Less than six weeks before the crucial November elections, the United States may be in a new war. The timing could not be more convenient.
With less than seven weeks left until the U.S. presidential elections, the faction within the Trump administration aligned with Secretary of State Mike Pompeo seems to be preparing the ground for an October Surprise—a confrontation with Iran that will be cast as both defensive and lawful. The first direct clash may take place as early as this coming Monday.
Pompeo tweeted on August 27 that the 30 day period to snapback United Nations Security Council sanctions on Iran comes to an end on September 20, 2020. The tweet was bizarre on several grounds. First, the entire U.N. Security Council (with the notable exception of the Dominican Republic) had made clear that the U.S. did not have standing to initiate the snapback mechanism contained within the Iran nuclear deal since the U.S. no longer was a party to the agreement. Pompeo’s tweet completely disregards the verdict of the vast majority of the Council and pretends as if the 30-day snapback clock had begun.
Suddenly, less than six weeks before the crucial November elections, the United States will be in a new war.

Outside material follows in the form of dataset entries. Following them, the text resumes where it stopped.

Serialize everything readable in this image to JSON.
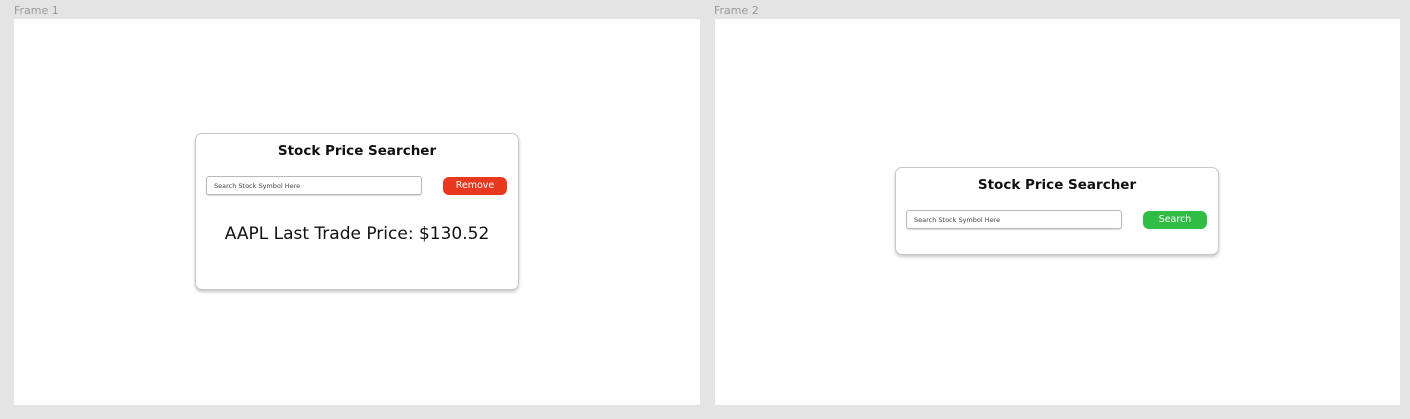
{
  "frames": [
    {
      "label": "Frame 1",
      "card": {
        "title": "Stock Price Searcher",
        "search": {
          "placeholder": "Search Stock Symbol Here",
          "value": ""
        },
        "button": {
          "label": "Remove",
          "color": "#e8391f"
        },
        "result": "AAPL Last Trade Price: $130.52"
      }
    },
    {
      "label": "Frame 2",
      "card": {
        "title": "Stock Price Searcher",
        "search": {
          "placeholder": "Search Stock Symbol Here",
          "value": ""
        },
        "button": {
          "label": "Search",
          "color": "#2fbd45"
        }
      }
    }
  ]
}
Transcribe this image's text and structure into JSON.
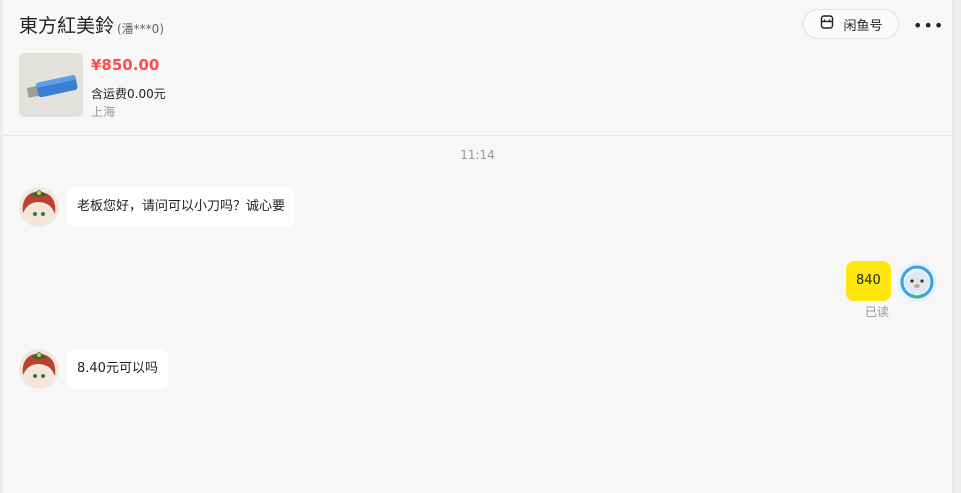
{
  "header": {
    "title": "東方紅美鈴",
    "subtitle": "(潘***0)",
    "id_button_label": "闲鱼号",
    "more_label": "•••"
  },
  "item": {
    "price": "¥850.00",
    "shipping": "含运费0.00元",
    "location": "上海"
  },
  "chat": {
    "timestamp": "11:14",
    "messages": [
      {
        "from": "other",
        "text": "老板您好，请问可以小刀吗？诚心要"
      },
      {
        "from": "me",
        "text": "840",
        "status": "已读"
      },
      {
        "from": "other",
        "text": "8.40元可以吗"
      }
    ]
  },
  "colors": {
    "accent_price": "#ff4d4f",
    "my_bubble": "#ffe60f",
    "their_bubble": "#ffffff"
  }
}
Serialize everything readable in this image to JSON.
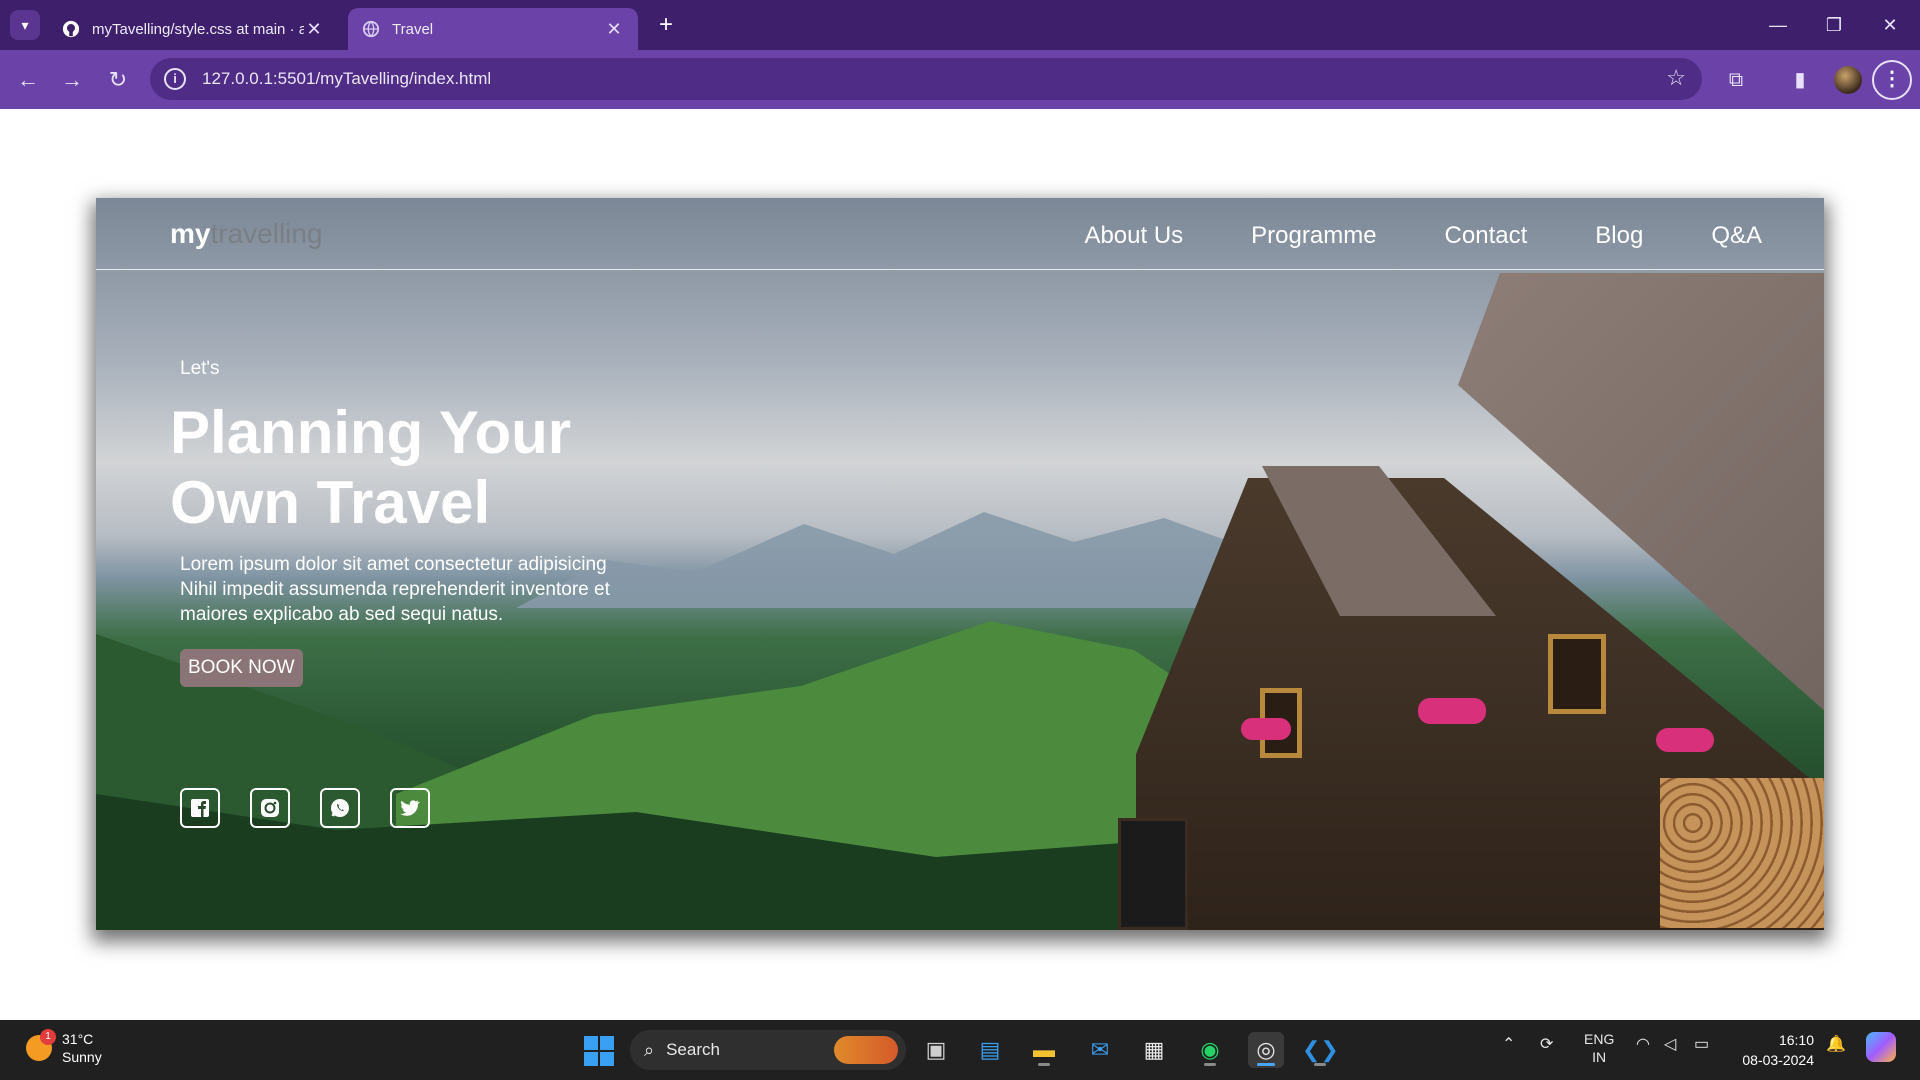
{
  "browser": {
    "tabs": [
      {
        "title": "myTavelling/style.css at main · a",
        "active": false
      },
      {
        "title": "Travel",
        "active": true
      }
    ],
    "url": "127.0.0.1:5501/myTavelling/index.html",
    "new_tab_symbol": "+",
    "tab_close_symbol": "✕"
  },
  "site": {
    "logo_bold": "my",
    "logo_rest": "travelling",
    "nav": [
      "About Us",
      "Programme",
      "Contact",
      "Blog",
      "Q&A"
    ],
    "hero": {
      "kicker": "Let's",
      "headline_line1": "Planning Your",
      "headline_line2": "Own Travel",
      "lead": "Lorem ipsum dolor sit amet consectetur adipisicing Nihil impedit assumenda reprehenderit inventore et maiores explicabo ab sed sequi natus.",
      "cta": "BOOK NOW"
    },
    "socials": [
      "facebook-icon",
      "instagram-icon",
      "whatsapp-icon",
      "twitter-icon"
    ]
  },
  "taskbar": {
    "weather_temp": "31°C",
    "weather_desc": "Sunny",
    "weather_badge": "1",
    "search_label": "Search",
    "lang_top": "ENG",
    "lang_bottom": "IN",
    "time": "16:10",
    "date": "08-03-2024"
  },
  "colors": {
    "tabbar": "#3d1f6b",
    "toolbar": "#6a42a8",
    "button": "#8b7476",
    "taskbar": "#202020"
  }
}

The timing could not be more convenient.
Second, and perhaps more problematic, Pompeo appeared to signal that he intends to enforce the non-existent U.N. sanctions at “midnight GMT on September 20.” Enforcement would entail U.S. warships attacking and confiscating Iranian cargo ships in international waters—as well as non-Iranian vessels suspected of carrying Iranian goods. Pompeo will contend that these measures are not only lawful but also necessary to uphold the (again, non-existent) ruling of the U.N. Security Council.

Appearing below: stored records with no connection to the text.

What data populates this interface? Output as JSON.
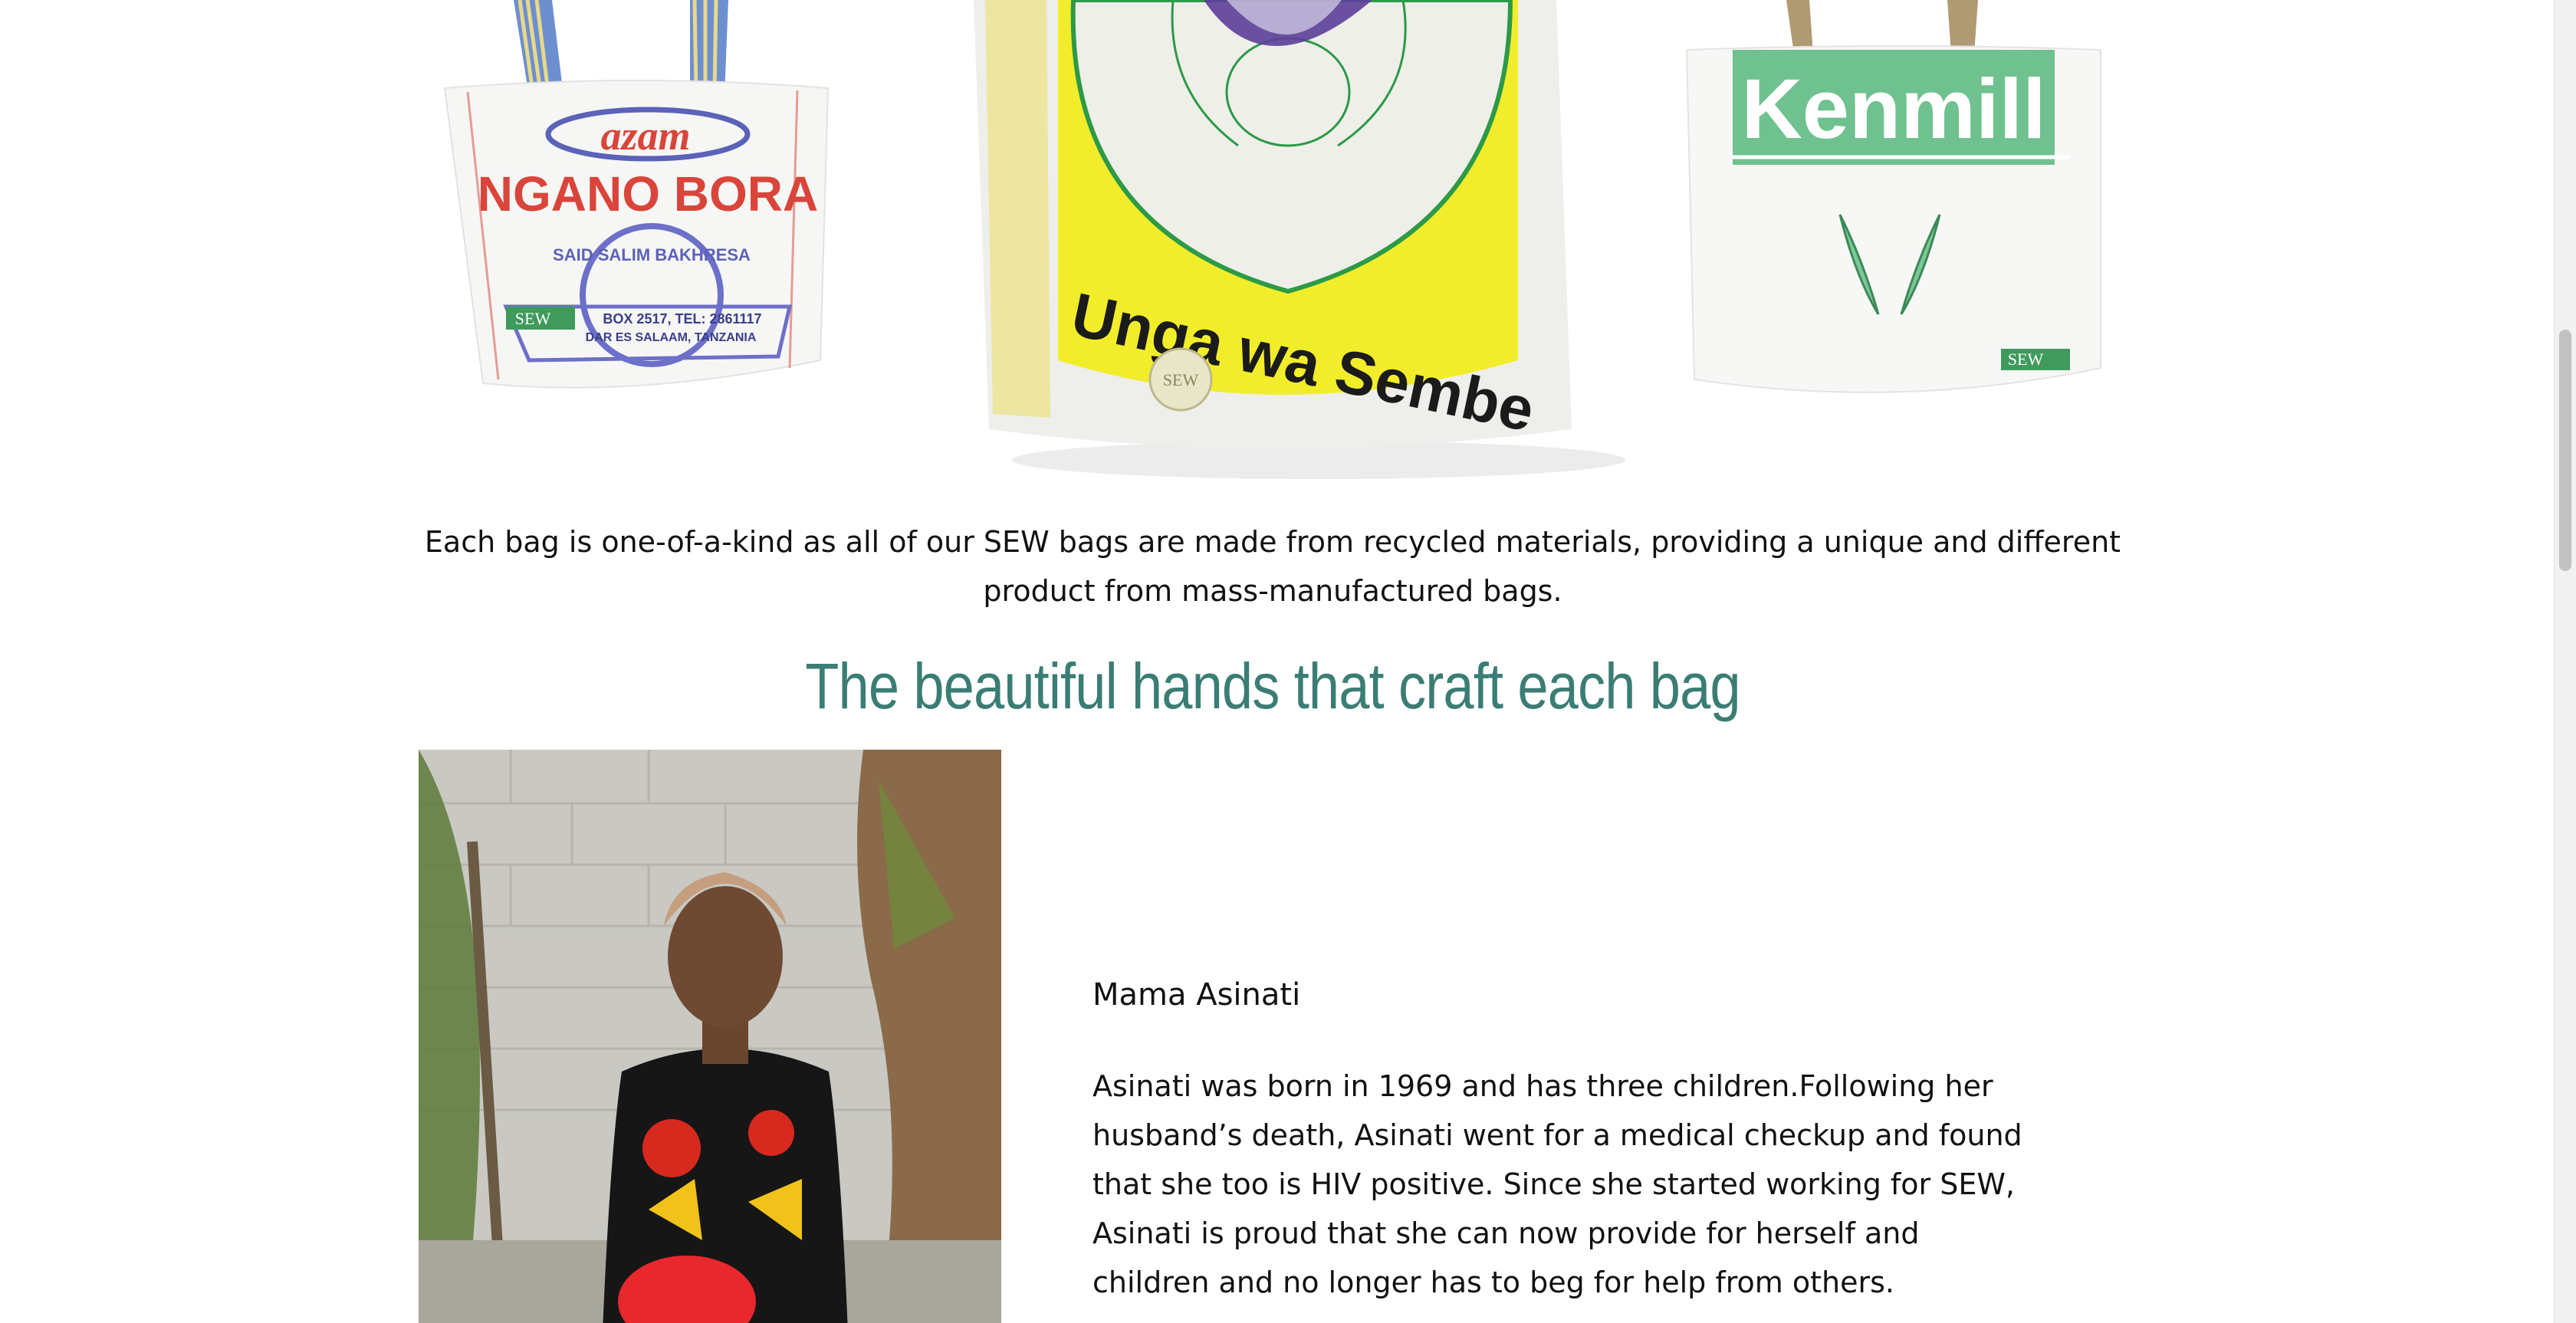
{
  "bags": [
    {
      "brand_top": "azam",
      "brand_main": "NGANO BORA",
      "seal_text": "SAID SALIM BAKHRESA",
      "address_line1": "BOX 2517, TEL: 2861117",
      "address_line2": "DAR ES SALAAM, TANZANIA",
      "tag": "SEW"
    },
    {
      "brand_main": "Unga wa Sembe",
      "tag": "SEW"
    },
    {
      "brand_main": "Kenmill",
      "tag": "SEW"
    }
  ],
  "caption": "Each bag is one-of-a-kind as all of our SEW bags are made from recycled materials, providing a unique and different product from mass-manufactured bags.",
  "heading": "The beautiful hands that craft each bag",
  "artisan": {
    "name": "Mama Asinati",
    "bio": "Asinati was born in 1969 and has three children.Following her husband’s death, Asinati went for a medical checkup and found that she too is HIV positive. Since she started working for SEW, Asinati is proud that she can now provide for herself and children and no longer has to beg for help from others."
  },
  "colors": {
    "accent": "#3a7d74",
    "text": "#111111"
  }
}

The vast majority of the international community, as well as the other states in the U.N. Security Council, will forcefully reject the notion that the United States is acting on behalf of the Council and will regard U.S. conduct as unlawful acts of aggression.

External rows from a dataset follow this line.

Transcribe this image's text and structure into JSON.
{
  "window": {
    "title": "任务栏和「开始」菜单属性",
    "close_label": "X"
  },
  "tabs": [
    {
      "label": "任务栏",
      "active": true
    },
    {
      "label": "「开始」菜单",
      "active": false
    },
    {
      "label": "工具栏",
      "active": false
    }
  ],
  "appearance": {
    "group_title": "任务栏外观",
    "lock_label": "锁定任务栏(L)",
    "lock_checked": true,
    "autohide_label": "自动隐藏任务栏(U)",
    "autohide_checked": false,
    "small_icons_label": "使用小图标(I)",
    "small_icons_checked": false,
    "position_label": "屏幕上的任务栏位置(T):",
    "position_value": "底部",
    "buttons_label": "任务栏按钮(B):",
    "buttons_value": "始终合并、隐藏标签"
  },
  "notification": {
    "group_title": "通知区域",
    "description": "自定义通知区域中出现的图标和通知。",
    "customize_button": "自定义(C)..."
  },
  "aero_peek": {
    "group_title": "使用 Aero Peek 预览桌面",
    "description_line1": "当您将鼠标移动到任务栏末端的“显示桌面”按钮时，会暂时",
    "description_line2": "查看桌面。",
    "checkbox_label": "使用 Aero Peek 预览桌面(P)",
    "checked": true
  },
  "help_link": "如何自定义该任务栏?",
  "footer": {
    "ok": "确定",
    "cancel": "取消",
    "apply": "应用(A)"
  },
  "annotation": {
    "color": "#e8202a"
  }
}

But that won’t stop Pompeo. The U.S. has already seized four oil tankers off the coast of Venezuela, allegedly carrying Iranian gasoline from the Persian Gulf to Caracas. Julian Lee of Bloomberg News aptly called it “state-sponsored piracy.”
However, these ships were seized near Venezuela, far beyond the reach of the Iranian navy. If the Trump administration starts targeting Iranian vessels in the Persian Gulf or near the Strait of Hormuz, the risk of a confrontation with Iranian naval forces will not be insignificant. And even if the United States, at Pompeo’s direction, decides to stay clear of the waters near Iran, Tehran may still retaliate against U.S. ships or those of its Arab security partners in the Persian Gulf.
If or when Iran retaliates, Pompeo will get his October Surprise. Iran’s actions will be cast as an act of aggression that necessitates a firm and decisive response. (The Trump administration’s escalation that preceded the Iranian response was, after all, enforcing the U.N. Security Council’s decision, Pompeo will argue.)
Of course, going to war is a risky political move. Though the public tends to rally around the sitting president initially, the effect can be short lived if questions arise about the defensive nature of the fighting. The more Iran is seen as the aggressor, the more people will rally around Trump, and the more he will benefit electorally.
The conditioning of the American public that Iran is the aggressor that the U.S. needs to “fight back” against may already have begun. That may have been the intent of the bizarre leak about an alleged Iranian plot to assassinate the U.S. ambassador to South Africa in retaliation for the Trump’s assassination of General Qassem Soleimani earlier this year.
Politicobroke the news of this alleged plot, which U.S. intelligence reportedly had picked up. But the story was met with significant skepticism, mainly because of the Trump administration’s lack of credibility and the curious timing of the report. Indeed, though Iran has a history of assassinations on foreign soil, aspects of the story made little sense.
For instance, the idea that a largely unknown businesswoman-turned-ambassador would be the appropriate target to avenge Iran’s foremost general is unconvincing. That it would be conducted in South Africa, a country with warm relations with Iran and whose political support Iran needs, also seems unlikely.
But perhaps most importantly, the Trump administration’s own conduct raises the most serious red flags. First of all, the South African police announced the day after the Politico report that they had become aware of the alleged plot that same day, meaning, the Trump administration had received intelligence that its ambassador was the subject of an assassination plot, and instead of immediately notifying the South African police to ensure her safety and protection, Trump officials leaked the plot to the media.
Second, Trump tweeted about the story 24 hours after it broke, issuing a stern threat to Iran. But instead of referencing U.S. intelligence regarding the plot, he cited “press reports,” suggesting that he may have heard about the story through the media and not his intelligence briefings. If so, that may indicate that there was no intelligence, or perhaps more plausibly, the intelligence had not been vetted and was not considered reliable.
Reliable or not, leaking the alleged plot does secure headlines of pending Iranian aggression against the United States. Which conditions the American public for the need to “strike back”—and sets the stage for Pompeo’s October Surprise.